As we want to offer a system where people can create their own website, we also need to offer them a very easy way to setup their own domain name for their website.
This requires a dynamic name server such as bind9 with the nsupdate tool.
Note that first, we can create a new website using a sub-domain name from a main domain used to run the system as a whole (as you see in many blog services). However, even that requires a dynamic DNS.
nsupdate can be used by one of our backend to do that part of the setup. We certainly want to make use of a specific plugin to do the work, hence this entry.
The plugin will handle the end user setup of the domain name (i.e. whether to use "www" or not and whether to understand the "w", "ww", and "wwww".) It can also allow for other sub-domains to be used to send users to specific places on their website.
In order to support more incoming requests, we want to use multiple front end computers. Each one of these can be pretty small (i.e. pretty cheap) and the DNS can offer a simple cyclic IP address feature as offered by bind. In order to get that to work, we just need to give each name once per front end IP address. For example, say we use computers 192.168.0.1 to 192.168.0.3, we would have the following records:

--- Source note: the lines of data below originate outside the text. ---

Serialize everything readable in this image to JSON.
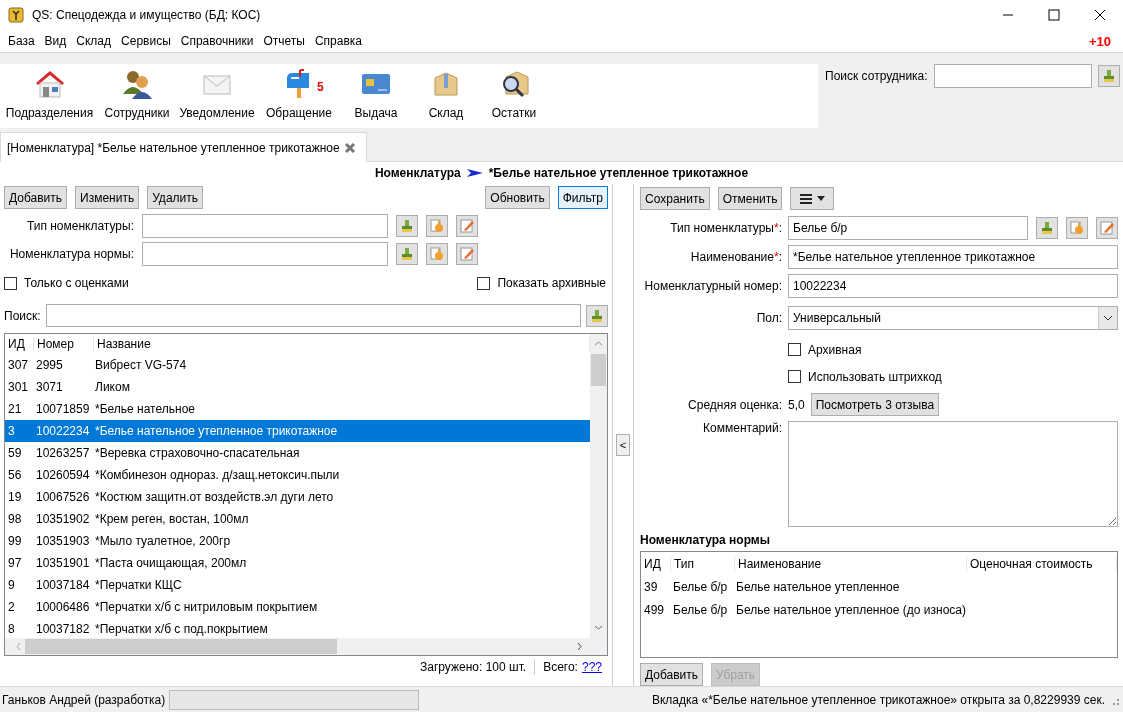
{
  "window": {
    "title": "QS: Спецодежда и имущество (БД: КОС)"
  },
  "menu": [
    "База",
    "Вид",
    "Склад",
    "Сервисы",
    "Справочники",
    "Отчеты",
    "Справка"
  ],
  "notice": "+10",
  "toolbar": [
    {
      "label": "Подразделения",
      "kind": "house"
    },
    {
      "label": "Сотрудники",
      "kind": "people"
    },
    {
      "label": "Уведомление",
      "kind": "envelope"
    },
    {
      "label": "Обращение",
      "kind": "mailbox",
      "badge": "5"
    },
    {
      "label": "Выдача",
      "kind": "card"
    },
    {
      "label": "Склад",
      "kind": "box"
    },
    {
      "label": "Остатки",
      "kind": "box-search"
    }
  ],
  "employee_search": {
    "label": "Поиск сотрудника:"
  },
  "tabs": [
    {
      "label": "[Номенклатура] *Белье нательное утепленное трикотажное",
      "selected": true
    }
  ],
  "breadcrumb": [
    "Номенклатура",
    "*Белье нательное утепленное трикотажное"
  ],
  "left": {
    "buttons": [
      "Добавить",
      "Изменить",
      "Удалить"
    ],
    "right_buttons": [
      {
        "label": "Обновить",
        "on": false
      },
      {
        "label": "Фильтр",
        "on": true
      }
    ],
    "filters": [
      {
        "label": "Тип номенклатуры:"
      },
      {
        "label": "Номенклатура нормы:"
      }
    ],
    "checkboxes": [
      {
        "label": "Только с оценками",
        "checked": false
      },
      {
        "label": "Показать архивные",
        "checked": false
      }
    ],
    "search": {
      "label": "Поиск:"
    },
    "table": {
      "columns": [
        "ИД",
        "Номер",
        "Название"
      ],
      "rows": [
        {
          "cells": [
            "307",
            "2995",
            "Вибрест VG-574"
          ],
          "selected": false
        },
        {
          "cells": [
            "301",
            "3071",
            "Ликом"
          ],
          "selected": false
        },
        {
          "cells": [
            "21",
            "10071859",
            "*Белье нательное"
          ],
          "selected": false
        },
        {
          "cells": [
            "3",
            "10022234",
            "*Белье нательное утепленное трикотажное"
          ],
          "selected": true
        },
        {
          "cells": [
            "59",
            "10263257",
            "*Веревка страховочно-спасательная"
          ],
          "selected": false
        },
        {
          "cells": [
            "56",
            "10260594",
            "*Комбинезон однораз. д/защ.нетоксич.пыли"
          ],
          "selected": false
        },
        {
          "cells": [
            "19",
            "10067526",
            "*Костюм защитн.от воздейств.эл дуги лето"
          ],
          "selected": false
        },
        {
          "cells": [
            "98",
            "10351902",
            "*Крем реген, востан, 100мл"
          ],
          "selected": false
        },
        {
          "cells": [
            "99",
            "10351903",
            "*Мыло туалетное, 200гр"
          ],
          "selected": false
        },
        {
          "cells": [
            "97",
            "10351901",
            "*Паста очищающая, 200мл"
          ],
          "selected": false
        },
        {
          "cells": [
            "9",
            "10037184",
            "*Перчатки КЩС"
          ],
          "selected": false
        },
        {
          "cells": [
            "2",
            "10006486",
            "*Перчатки х/б с нитриловым покрытием"
          ],
          "selected": false
        },
        {
          "cells": [
            "8",
            "10037182",
            "*Перчатки х/б с под.покрытием"
          ],
          "selected": false
        }
      ]
    },
    "loaded": "Загружено: 100 шт.",
    "total_label": "Всего:",
    "total_link": "???"
  },
  "collapse_button": "<",
  "right": {
    "buttons": [
      "Сохранить",
      "Отменить"
    ],
    "fields": [
      {
        "kind": "lookup",
        "label": "Тип номенклатуры",
        "required_mark": "*",
        "label_end": ":",
        "value": "Белье б/р"
      },
      {
        "kind": "text",
        "label": "Наименование",
        "required_mark": "*",
        "label_end": ":",
        "value": "*Белье нательное утепленное трикотажное"
      },
      {
        "kind": "text",
        "label": "Номенклатурный номер:",
        "value": "10022234"
      },
      {
        "kind": "combo",
        "label": "Пол:",
        "value": "Универсальный"
      },
      {
        "kind": "checkbox",
        "label": "Архивная",
        "checked": false
      },
      {
        "kind": "checkbox",
        "label": "Использовать штрихкод",
        "checked": false
      },
      {
        "kind": "rating",
        "label": "Средняя оценка:",
        "value": "5,0",
        "button": "Посмотреть 3 отзыва"
      },
      {
        "kind": "memo",
        "label": "Комментарий:"
      }
    ],
    "norm": {
      "title": "Номенклатура нормы",
      "columns": [
        "ИД",
        "Тип",
        "Наименование",
        "Оценочная стоимость"
      ],
      "rows": [
        [
          "39",
          "Белье б/р",
          "Белье нательное утепленное"
        ],
        [
          "499",
          "Белье б/р",
          "Белье нательное утепленное (до износа)"
        ]
      ],
      "buttons": [
        {
          "label": "Добавить",
          "disabled": false
        },
        {
          "label": "Убрать",
          "disabled": true
        }
      ]
    }
  },
  "status": {
    "user": "Ганьков Андрей (разработка)",
    "message": "Вкладка «*Белье нательное утепленное трикотажное» открыта за 0,8229939 сек."
  }
}
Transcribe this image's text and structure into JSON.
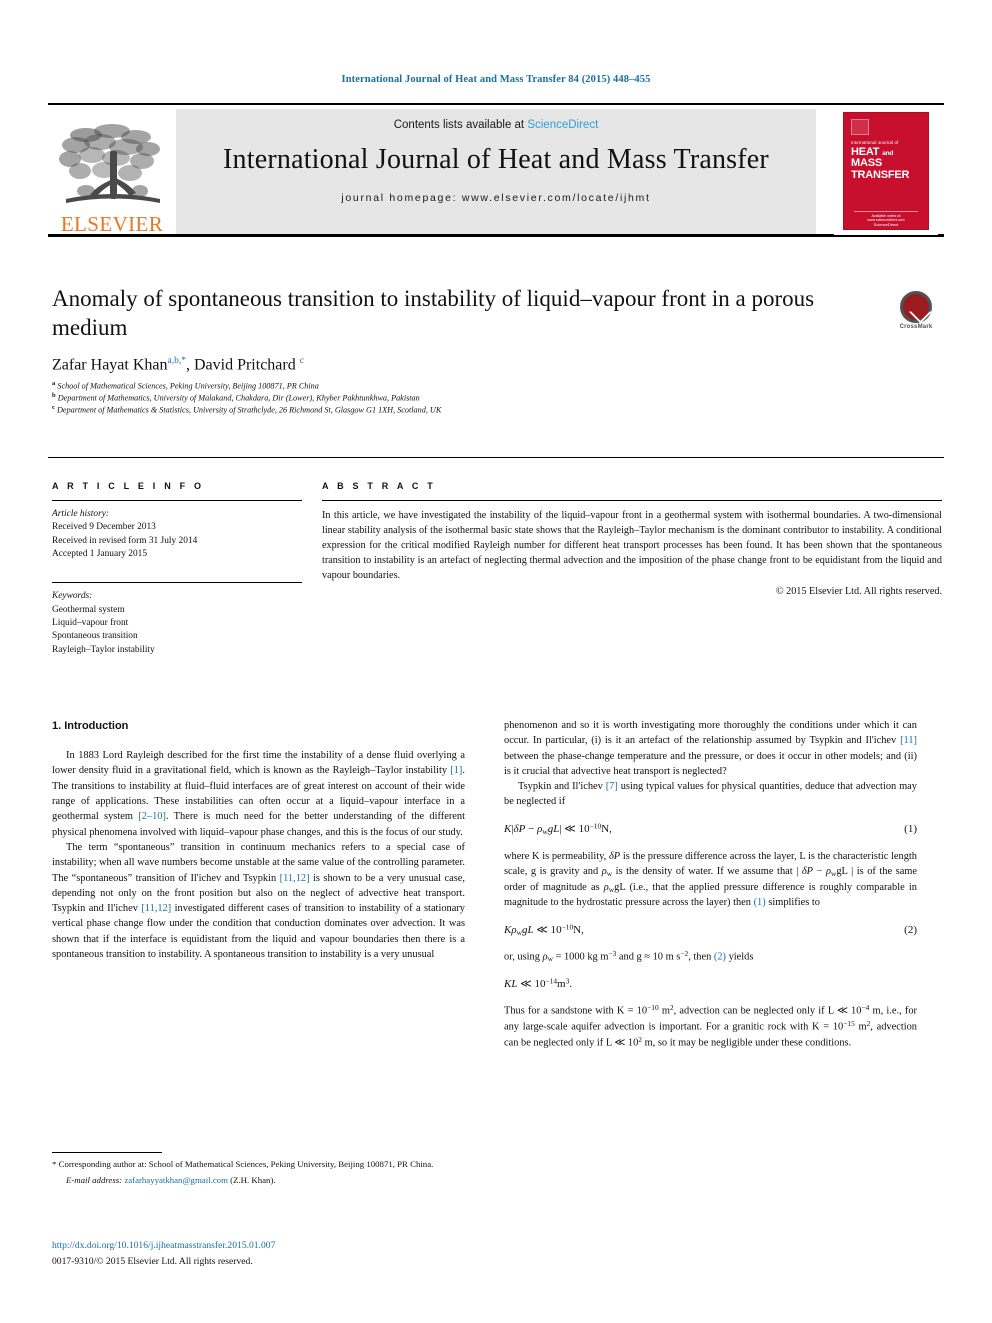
{
  "running_head": "International Journal of Heat and Mass Transfer 84 (2015) 448–455",
  "masthead": {
    "contents_prefix": "Contents lists available at ",
    "sciencedirect": "ScienceDirect",
    "journal_title": "International Journal of Heat and Mass Transfer",
    "homepage": "journal homepage: www.elsevier.com/locate/ijhmt",
    "publisher_logo_text": "ELSEVIER",
    "cover": {
      "superline": "International Journal of",
      "line1": "HEAT",
      "and": "and",
      "line2": "MASS",
      "line3": "TRANSFER",
      "footer_small": "Available online at www.sciencedirect.com",
      "footer_link": "ScienceDirect"
    },
    "accent_blue": "#2e9fd4",
    "elsevier_orange": "#E87722",
    "cover_red": "#c8102e"
  },
  "article": {
    "title": "Anomaly of spontaneous transition to instability of liquid–vapour front in a porous medium",
    "crossmark_label": "CrossMark",
    "authors_html": "Zafar Hayat Khan<sup>a,b,</sup><sup>*</sup>, David Pritchard <sup>c</sup>",
    "affiliations": [
      "School of Mathematical Sciences, Peking University, Beijing 100871, PR China",
      "Department of Mathematics, University of Malakand, Chakdara, Dir (Lower), Khyber Pakhtunkhwa, Pakistan",
      "Department of Mathematics & Statistics, University of Strathclyde, 26 Richmond St, Glasgow G1 1XH, Scotland, UK"
    ],
    "affiliation_marks": [
      "a",
      "b",
      "c"
    ]
  },
  "info": {
    "heading": "A R T I C L E    I N F O",
    "history_label": "Article history:",
    "history": [
      "Received 9 December 2013",
      "Received in revised form 31 July 2014",
      "Accepted 1 January 2015"
    ],
    "keywords_label": "Keywords:",
    "keywords": [
      "Geothermal system",
      "Liquid–vapour front",
      "Spontaneous transition",
      "Rayleigh–Taylor instability"
    ]
  },
  "abstract": {
    "heading": "A B S T R A C T",
    "text": "In this article, we have investigated the instability of the liquid–vapour front in a geothermal system with isothermal boundaries. A two-dimensional linear stability analysis of the isothermal basic state shows that the Rayleigh–Taylor mechanism is the dominant contributor to instability. A conditional expression for the critical modified Rayleigh number for different heat transport processes has been found. It has been shown that the spontaneous transition to instability is an artefact of neglecting thermal advection and the imposition of the phase change front to be equidistant from the liquid and vapour boundaries.",
    "copyright": "© 2015 Elsevier Ltd. All rights reserved."
  },
  "body": {
    "section_heading": "1. Introduction",
    "left_paragraphs": [
      "In 1883 Lord Rayleigh described for the first time the instability of a dense fluid overlying a lower density fluid in a gravitational field, which is known as the Rayleigh–Taylor instability [1]. The transitions to instability at fluid–fluid interfaces are of great interest on account of their wide range of applications. These instabilities can often occur at a liquid–vapour interface in a geothermal system [2–10]. There is much need for the better understanding of the different physical phenomena involved with liquid–vapour phase changes, and this is the focus of our study.",
      "The term “spontaneous” transition in continuum mechanics refers to a special case of instability; when all wave numbers become unstable at the same value of the controlling parameter. The “spontaneous” transition of Il'ichev and Tsypkin [11,12] is shown to be a very unusual case, depending not only on the front position but also on the neglect of advective heat transport. Tsypkin and Il'ichev [11,12] investigated different cases of transition to instability of a stationary vertical phase change flow under the condition that conduction dominates over advection. It was shown that if the interface is equidistant from the liquid and vapour boundaries then there is a spontaneous transition to instability. A spontaneous transition to instability is a very unusual"
    ],
    "right_paragraphs": [
      "phenomenon and so it is worth investigating more thoroughly the conditions under which it can occur. In particular, (i) is it an artefact of the relationship assumed by Tsypkin and Il'ichev [11] between the phase-change temperature and the pressure, or does it occur in other models; and (ii) is it crucial that advective heat transport is neglected?",
      "Tsypkin and Il'ichev [7] using typical values for physical quantities, deduce that advection may be neglected if"
    ],
    "citations": {
      "c1": "[1]",
      "c2_10": "[2–10]",
      "c11_12": "[11,12]",
      "c11": "[11]",
      "c7": "[7]",
      "eq1_ref": "(1)",
      "eq2_ref": "(2)"
    },
    "equations": [
      {
        "id": "eq1",
        "number": "(1)",
        "text": "K|δP − ρwgL| ≪ 10⁻¹⁰N,"
      },
      {
        "id": "eq2",
        "number": "(2)",
        "text": "KρwgL ≪ 10⁻¹⁰N,"
      },
      {
        "id": "eq3",
        "number": "",
        "text": "KL ≪ 10⁻¹⁴m³."
      }
    ],
    "right_after_eq1": "where K is permeability, δP is the pressure difference across the layer, L is the characteristic length scale, g is gravity and ρw is the density of water. If we assume that | δP − ρwgL | is of the same order of magnitude as ρwgL (i.e., that the applied pressure difference is roughly comparable in magnitude to the hydrostatic pressure across the layer) then (1) simplifies to",
    "right_after_eq2": "or, using ρw = 1000 kg m⁻³ and g ≈ 10 m s⁻², then (2) yields",
    "right_last": "Thus for a sandstone with K = 10⁻¹⁰ m², advection can be neglected only if L ≪ 10⁻⁴ m, i.e., for any large-scale aquifer advection is important. For a granitic rock with K = 10⁻¹⁵ m², advection can be neglected only if L ≪ 10² m, so it may be negligible under these conditions."
  },
  "footnotes": {
    "corresponding": "* Corresponding author at: School of Mathematical Sciences, Peking University, Beijing 100871, PR China.",
    "email_label": "E-mail address:",
    "email": "zafarhayyatkhan@gmail.com",
    "email_suffix": "(Z.H. Khan).",
    "doi": "http://dx.doi.org/10.1016/j.ijheatmasstransfer.2015.01.007",
    "issn": "0017-9310/© 2015 Elsevier Ltd. All rights reserved."
  }
}
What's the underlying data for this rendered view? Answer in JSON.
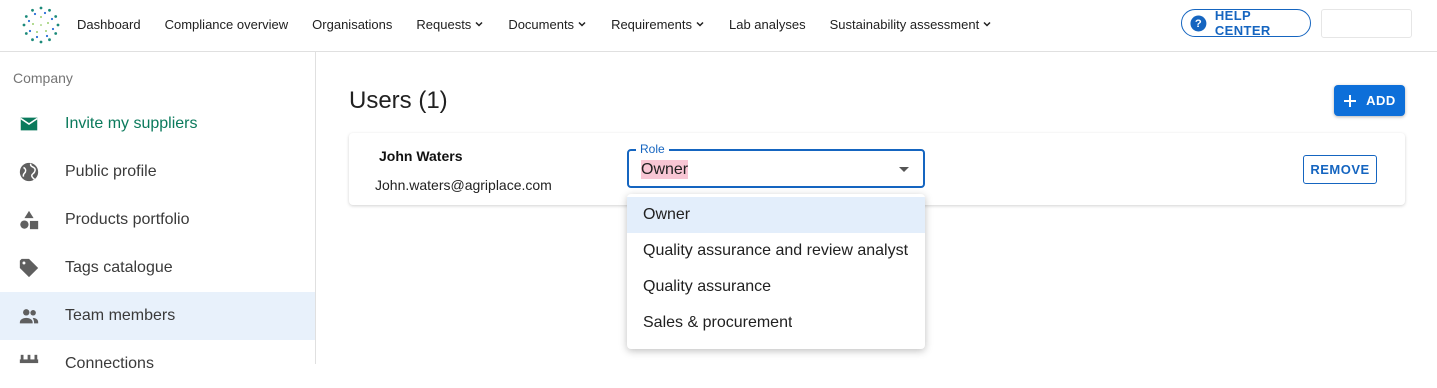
{
  "nav": {
    "items": [
      {
        "label": "Dashboard",
        "dropdown": false
      },
      {
        "label": "Compliance overview",
        "dropdown": false
      },
      {
        "label": "Organisations",
        "dropdown": false
      },
      {
        "label": "Requests",
        "dropdown": true
      },
      {
        "label": "Documents",
        "dropdown": true
      },
      {
        "label": "Requirements",
        "dropdown": true
      },
      {
        "label": "Lab analyses",
        "dropdown": false
      },
      {
        "label": "Sustainability assessment",
        "dropdown": true
      }
    ],
    "help_label": "HELP CENTER"
  },
  "sidebar": {
    "heading": "Company",
    "items": [
      {
        "label": "Invite my suppliers",
        "icon": "mail-icon"
      },
      {
        "label": "Public profile",
        "icon": "globe-icon"
      },
      {
        "label": "Products portfolio",
        "icon": "shapes-icon"
      },
      {
        "label": "Tags catalogue",
        "icon": "tag-icon"
      },
      {
        "label": "Team members",
        "icon": "people-icon"
      },
      {
        "label": "Connections",
        "icon": "connections-icon"
      }
    ]
  },
  "main": {
    "title": "Users (1)",
    "add_label": "ADD",
    "user": {
      "name": "John Waters",
      "email": "John.waters@agriplace.com",
      "role_label": "Role",
      "role_value": "Owner",
      "remove_label": "REMOVE"
    },
    "role_options": [
      "Owner",
      "Quality assurance and review analyst",
      "Quality assurance",
      "Sales & procurement"
    ]
  },
  "colors": {
    "accent": "#1565c0",
    "primary_button": "#0d6fd9",
    "active_nav_bg": "#e8f1fb",
    "green_text": "#0b7a5c",
    "highlight": "#f8c6d4"
  }
}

www 1 IN A 192.168.0.1 www 1 IN A 192.168.0.2 www 1 IN A 192.168.0.3
Note: the 1 represents the time to live of that name. We suggest a rather small number, but we have not tested that feature thoroughly yet. A "much" larger amount such as 300 may be wiser since a DNS access can also be slow and have so many all the time may be much worse than having many hits from one client on the same computer.
The DNS will then cycle through those 3 IP addresses so each client request can be given a different IP address and hopefully distribute the load among all your computers.
This is certainly the easiest way to handle load. The other method is to use a load balancer. However, on a cloud system where local connections have to be encrypted using a VPN, a load balancer may actually itself kill your performance (without the VPN, you'd definitively be fine!)
Under Linux, you can use HAProxy. It is used by many large websites in the world and is quite robust. It is also going to take you a little bit of time to set it up compared to load distribution.
It is important to note that this causes problems. Domain names are used to find the data in the Cassandra database. So changing the name changes all the keys of an existing website. However, we can setup a website with an internal redirect to palliate to the immediate problem.
For example, one could give a name to their website such as "my-website". This would become a domain name such as "my-website.snap.website". That means all the pages will be found with that fully qualified domain name. Now the user purchases his own domain name such as "best.club" and wants to now change his website domain to use "best.club". With the internal redirect feature, the domain "best.club" is first changed to "my-website.snap.website" then the process starts with that "old" sub-domain. One problem with that, though, if some plugins generate fully qualified URLs, it will certainly include the domain name and thus users will be redirected to "my-website.snap.website". This is a problem in the long term.
A possible solution is to offer the owner to make the existing website (my-website.snap.website) read-only while copying the site to the new domain (best.club). Once converted, we change the access URL to the new domain and add a full redirect from the old domain to the new one. So if someone goes to my-website.snap.website, we automatically redirect them to best.club.